Last night I went to the (Ford) Centre to see Ladysmith Black Mambazo. I went on something of a whim, having enjoyed their work on Paul Simon’s Graceland, but otherwise knowing very little about them.
It turns out that they have a long and remarkable history in South Africa. Read the Wikipedia entry for all the details, but suffice it to say that they deserve their status as ambassadors to the world. Their music was simultaneously foreign and beautiful, seeming to me to be the proto-music for many Western styles.
I think it’s ill-advised for Caucasian Canadians to break out all of their Africana on the night the South African band comes to town. There were massive dangling bead earrings, bizarre animal print jackets and, the worst example, some short white guy wearing a shirt like this.
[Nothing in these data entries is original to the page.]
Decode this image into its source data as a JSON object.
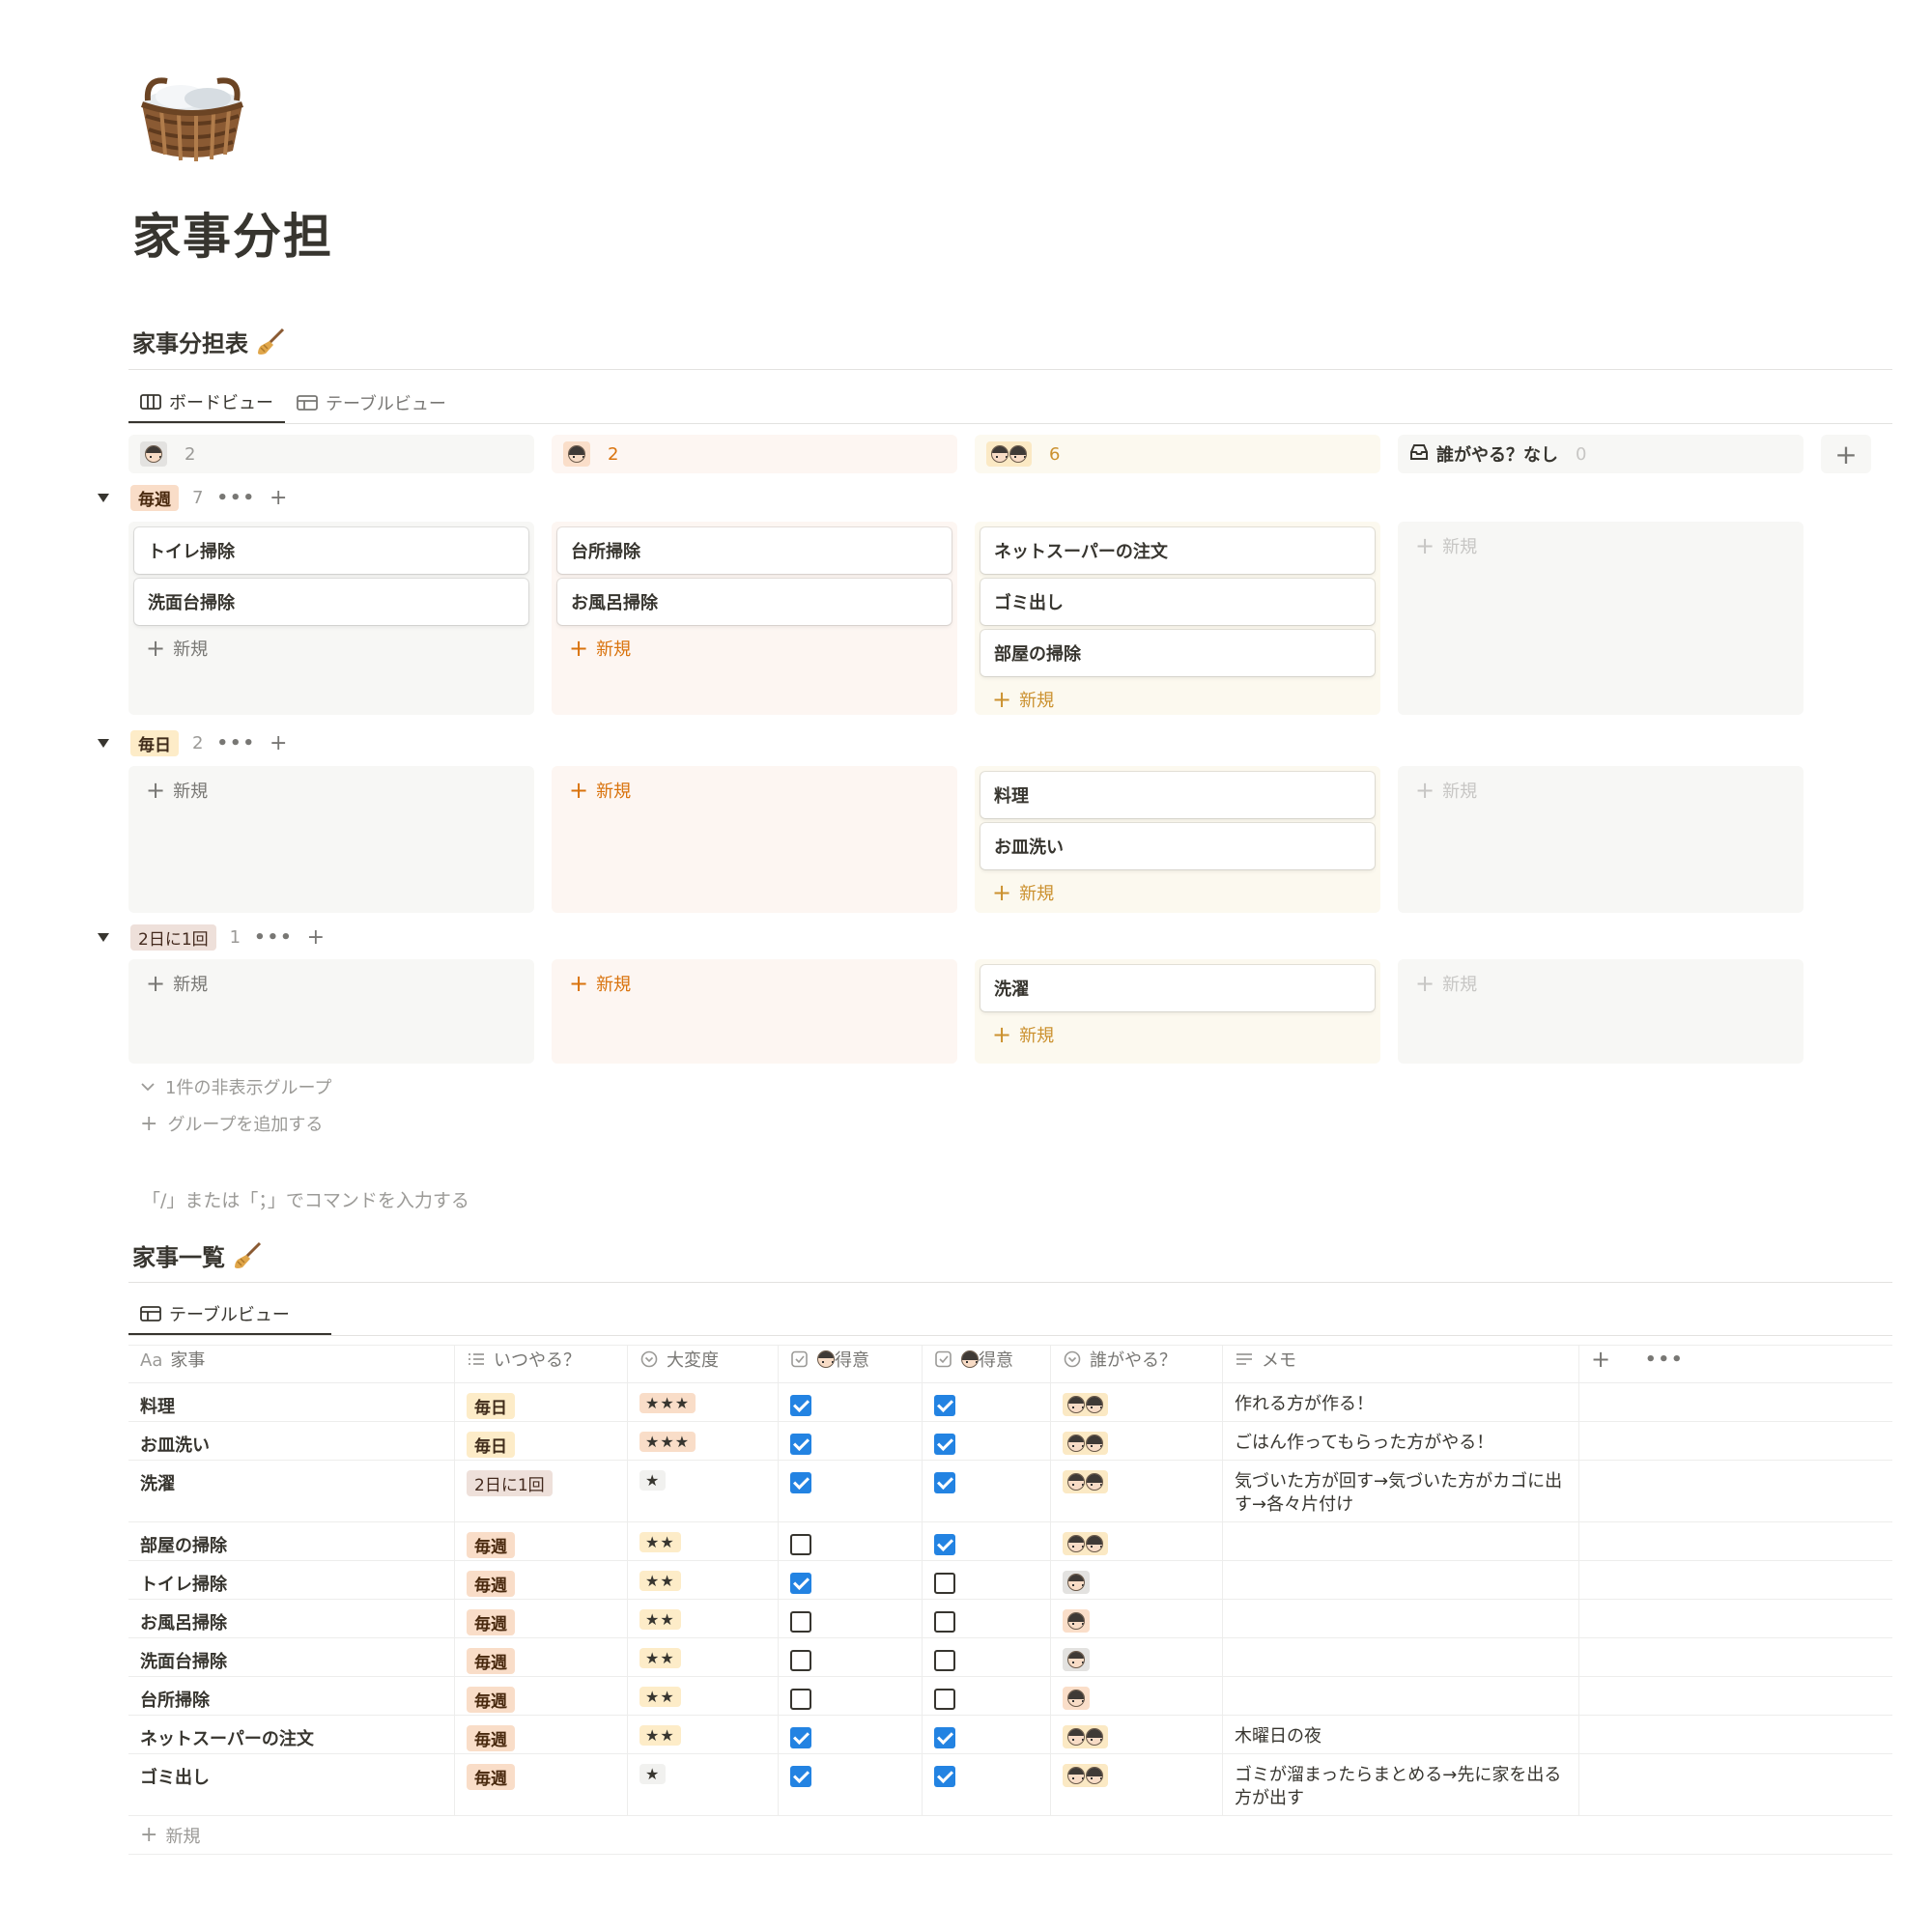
{
  "page": {
    "title": "家事分担",
    "icon": "laundry-basket-icon"
  },
  "board_section": {
    "title": "家事分担表",
    "tabs": [
      {
        "label": "ボードビュー",
        "icon": "board-icon",
        "active": true
      },
      {
        "label": "テーブルビュー",
        "icon": "table-icon",
        "active": false
      }
    ],
    "columns": [
      {
        "who": "boy",
        "count": "2",
        "bg": "#f7f7f5",
        "chip": "#e3e2e0",
        "count_color": "#9b9a97"
      },
      {
        "who": "girl",
        "count": "2",
        "bg": "#fdf6f2",
        "chip": "#fadec9",
        "count_color": "#d9730d"
      },
      {
        "who": "both",
        "count": "6",
        "bg": "#fcf9ef",
        "chip": "#fbe9c4",
        "count_color": "#cb912f"
      },
      {
        "who": "none",
        "label": "誰がやる？なし",
        "count": "0",
        "bg": "#f7f7f5",
        "count_color": "#c7c6c4"
      }
    ],
    "add_column": "+",
    "new_label": "新規",
    "groups": [
      {
        "tag": "毎週",
        "cls": "weekly",
        "count": "7",
        "cells": [
          [
            "トイレ掃除",
            "洗面台掃除"
          ],
          [
            "台所掃除",
            "お風呂掃除"
          ],
          [
            "ネットスーパーの注文",
            "ゴミ出し",
            "部屋の掃除"
          ],
          []
        ]
      },
      {
        "tag": "毎日",
        "cls": "daily",
        "count": "2",
        "cells": [
          [],
          [],
          [
            "料理",
            "お皿洗い"
          ],
          []
        ]
      },
      {
        "tag": "2日に1回",
        "cls": "every2",
        "count": "1",
        "cells": [
          [],
          [],
          [
            "洗濯"
          ],
          []
        ]
      }
    ],
    "hidden_groups": "1件の非表示グループ",
    "add_group": "グループを追加する"
  },
  "command_hint": "「/」または「；」でコマンドを入力する",
  "table_section": {
    "title": "家事一覧",
    "tab": {
      "label": "テーブルビュー",
      "icon": "table-icon"
    },
    "headers": [
      {
        "label": "家事",
        "icon": "Aa"
      },
      {
        "label": "いつやる？",
        "icon": "list-icon"
      },
      {
        "label": "大変度",
        "icon": "select-icon"
      },
      {
        "label": "得意",
        "icon": "checkbox-icon",
        "who": "boy"
      },
      {
        "label": "得意",
        "icon": "checkbox-icon",
        "who": "girl"
      },
      {
        "label": "誰がやる？",
        "icon": "select-icon"
      },
      {
        "label": "メモ",
        "icon": "text-icon"
      }
    ],
    "rows": [
      {
        "name": "料理",
        "when": "毎日",
        "when_cls": "daily",
        "stars": "★★★",
        "boy_good": true,
        "girl_good": true,
        "who": "both",
        "memo": "作れる方が作る！"
      },
      {
        "name": "お皿洗い",
        "when": "毎日",
        "when_cls": "daily",
        "stars": "★★★",
        "boy_good": true,
        "girl_good": true,
        "who": "both",
        "memo": "ごはん作ってもらった方がやる！"
      },
      {
        "name": "洗濯",
        "when": "2日に1回",
        "when_cls": "every2",
        "stars": "★",
        "boy_good": true,
        "girl_good": true,
        "who": "both",
        "memo": "気づいた方が回す→気づいた方がカゴに出す→各々片付け"
      },
      {
        "name": "部屋の掃除",
        "when": "毎週",
        "when_cls": "weekly",
        "stars": "★★",
        "boy_good": false,
        "girl_good": true,
        "who": "both",
        "memo": ""
      },
      {
        "name": "トイレ掃除",
        "when": "毎週",
        "when_cls": "weekly",
        "stars": "★★",
        "boy_good": true,
        "girl_good": false,
        "who": "boy",
        "memo": ""
      },
      {
        "name": "お風呂掃除",
        "when": "毎週",
        "when_cls": "weekly",
        "stars": "★★",
        "boy_good": false,
        "girl_good": false,
        "who": "girl",
        "memo": ""
      },
      {
        "name": "洗面台掃除",
        "when": "毎週",
        "when_cls": "weekly",
        "stars": "★★",
        "boy_good": false,
        "girl_good": false,
        "who": "boy",
        "memo": ""
      },
      {
        "name": "台所掃除",
        "when": "毎週",
        "when_cls": "weekly",
        "stars": "★★",
        "boy_good": false,
        "girl_good": false,
        "who": "girl",
        "memo": ""
      },
      {
        "name": "ネットスーパーの注文",
        "when": "毎週",
        "when_cls": "weekly",
        "stars": "★★",
        "boy_good": true,
        "girl_good": true,
        "who": "both",
        "memo": "木曜日の夜"
      },
      {
        "name": "ゴミ出し",
        "when": "毎週",
        "when_cls": "weekly",
        "stars": "★",
        "boy_good": true,
        "girl_good": true,
        "who": "both",
        "memo": "ゴミが溜まったらまとめる→先に家を出る方が出す"
      }
    ],
    "add_prop": "+",
    "more": "•••",
    "new_label": "新規"
  },
  "colors": {
    "accent_blue": "#2383e2",
    "orange_text": "#d9730d",
    "yellow_text": "#cb912f"
  }
}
Now I understand that 20th-century fashion has plundered all corners of the world. That’s how fashion works, and I don’t object. In fact, I applaud the people who bypass the Gap and express their individuality through their clothes.
However, it’s not like wearing a Canucks jersey to a hockey game. The night that Ladysmith Black Mambazo is in town is in fact the one night you want to leave your African clothes at home. To me, wearing your Arfricana says to the performers “see, I’m the same as you.” When, in fact, the evening should be about celebrating difference.
Maybe I’ve got this all wrong — what you think?